> [YOUR OBJECTIVE] Find each line of the entries with the string "Choo", please, and copy it.

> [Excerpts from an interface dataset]
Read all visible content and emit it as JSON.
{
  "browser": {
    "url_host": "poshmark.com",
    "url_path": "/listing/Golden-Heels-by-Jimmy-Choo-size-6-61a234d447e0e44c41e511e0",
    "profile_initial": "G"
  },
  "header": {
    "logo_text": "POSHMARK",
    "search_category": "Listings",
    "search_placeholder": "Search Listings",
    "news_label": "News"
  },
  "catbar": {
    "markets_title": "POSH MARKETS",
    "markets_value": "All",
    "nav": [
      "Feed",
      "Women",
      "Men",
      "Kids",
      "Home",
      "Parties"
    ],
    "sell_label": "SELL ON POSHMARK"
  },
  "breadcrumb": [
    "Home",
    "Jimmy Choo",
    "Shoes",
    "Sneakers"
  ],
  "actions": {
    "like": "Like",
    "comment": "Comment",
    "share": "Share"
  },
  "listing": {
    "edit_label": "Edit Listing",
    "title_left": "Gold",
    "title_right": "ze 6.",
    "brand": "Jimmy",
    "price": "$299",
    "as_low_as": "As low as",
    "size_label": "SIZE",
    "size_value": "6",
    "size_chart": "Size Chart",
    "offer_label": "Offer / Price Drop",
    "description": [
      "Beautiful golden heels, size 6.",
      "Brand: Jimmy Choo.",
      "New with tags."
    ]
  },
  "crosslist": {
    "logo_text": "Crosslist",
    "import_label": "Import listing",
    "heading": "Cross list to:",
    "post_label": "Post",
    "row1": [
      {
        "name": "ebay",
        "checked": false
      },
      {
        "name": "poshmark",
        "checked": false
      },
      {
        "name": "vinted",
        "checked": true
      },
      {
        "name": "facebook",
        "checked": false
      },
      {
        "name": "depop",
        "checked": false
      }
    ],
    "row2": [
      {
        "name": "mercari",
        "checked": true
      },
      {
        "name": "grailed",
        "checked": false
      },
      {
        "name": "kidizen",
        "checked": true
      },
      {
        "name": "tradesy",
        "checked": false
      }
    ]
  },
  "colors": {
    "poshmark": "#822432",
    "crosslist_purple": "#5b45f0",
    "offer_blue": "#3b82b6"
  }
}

> [SOLUTION FOR THIS EXERCISE]
    "url_path": "/listing/Golden-Heels-by-Jimmy-Choo-size-6-61a234d447e0e44c41e511e0",
    "Jimmy Choo",
      "Brand: Jimmy Choo.",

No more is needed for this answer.